As with websites, there are also many, many magazines that are devoted to genealogy and that can help provide information and direction for one’s search. These publications range from those providing beginning tips and tricks to peer reviewed journals featuring vetted articles written by very experienced genealogists. Some of these are:
Books are an additional source of information on genealogical research, and of which there are multitudes. Using the Internet, one can find those that best pertain to their research and needs. A basic one to start with would be Genealogy for Dummies.
There are times when one needs the help that only a professional can provide, especially when running into dead ends or similar obstacles. As professionals, they know how and where to access certain information or have additional options and avenues not known or available to the average person. However, they are not free. As such, there may be limits as to what one can afford in having this service performed or contracted. If this a direction that is desired, these websites can help make that determination:
By using these sites, identifying what is needed as well the finding the appropriate professional can be done more easily and more effectively. It should be noted that while the APG is the largest of these organizations, it is strictly a membership organization with no credentialing requirements.

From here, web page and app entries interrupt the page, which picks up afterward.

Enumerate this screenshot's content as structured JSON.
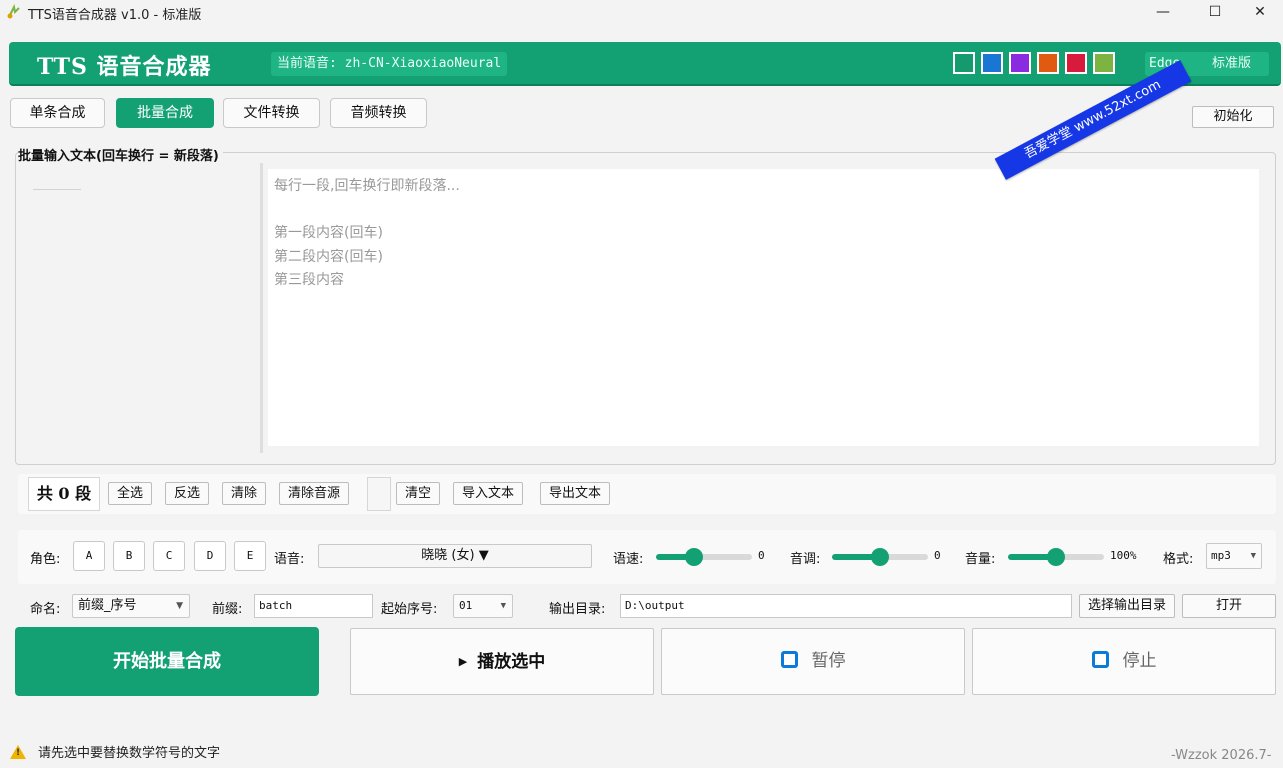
{
  "window": {
    "title": "TTS语音合成器 v1.0 - 标准版",
    "min": "—",
    "max": "☐",
    "close": "✕"
  },
  "banner": {
    "brand": "TTS 语音合成器",
    "current_voice": "当前语音: zh-CN-XiaoxiaoNeural",
    "swatches": [
      "#149a6c",
      "#1976d2",
      "#8a2be2",
      "#e05a12",
      "#d81b3c",
      "#7cb342"
    ],
    "edition_en": "Edge",
    "edition_cn": "标准版"
  },
  "watermark": "吾爱学堂 www.52xt.com",
  "tabs": {
    "single": "单条合成",
    "batch": "批量合成",
    "file": "文件转换",
    "audio": "音频转换"
  },
  "init_button": "初始化",
  "batch": {
    "section_label": "批量输入文本(回车换行 = 新段落)",
    "placeholder": "每行一段,回车换行即新段落...\n\n第一段内容(回车)\n第二段内容(回车)\n第三段内容"
  },
  "toolbar": {
    "count": "共 0 段",
    "select_all": "全选",
    "invert": "反选",
    "clear": "清除",
    "clear_audio": "清除音源",
    "empty": "清空",
    "import_text": "导入文本",
    "export_text": "导出文本"
  },
  "settings": {
    "role_label": "角色:",
    "roles": [
      "A",
      "B",
      "C",
      "D",
      "E"
    ],
    "voice_label": "语音:",
    "voice_value": "晓晓 (女) ▼",
    "rate_label": "语速:",
    "rate_value": "0",
    "rate_level": 0.4,
    "pitch_label": "音调:",
    "pitch_value": "0",
    "pitch_level": 0.5,
    "volume_label": "音量:",
    "volume_value": "100%",
    "volume_level": 0.5,
    "format_label": "格式:",
    "format_value": "mp3"
  },
  "naming": {
    "name_label": "命名:",
    "name_value": "前缀_序号",
    "prefix_label": "前缀:",
    "prefix_value": "batch",
    "start_label": "起始序号:",
    "start_value": "01",
    "output_label": "输出目录:",
    "output_value": "D:\\output",
    "choose_output": "选择输出目录",
    "open": "打开"
  },
  "actions": {
    "start_batch": "开始批量合成",
    "play_selected": "播放选中",
    "pause": "暂停",
    "stop": "停止"
  },
  "status": {
    "message": "请先选中要替换数学符号的文字",
    "signature": "-Wzzok 2026.7-"
  }
}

The sheer depth and breadth of Internet sites relating to genealogical research can be intimidating when first starting. However, it provides the ability to research an incredible amount of information and avenues which to pursue. A sample of such sites includes, but is not limited to:
FTDNA (administrators Jim Kennedy and Kim Cannady)
Additional Genealogy Resources
- History at Home: A Guide to Genealogy
- Kennedy DNA Project
- Kennedy Family Genealogy Forum
- Scottish Genealogy Research & Advice page at Electric Scotland
- Scottish Genealogy Society
- Scottish Genealogy - Tracing your Scottish Ancestors at About.com
- Cyndi’s List of Genealogy Sites on the Internet (categorized & cross-referenced links)
- FamilySearch (the LDS Church Family History site)
- PBS ANCESTORS companion web site
- Resources for Genealogists at the U.S. National Archives web site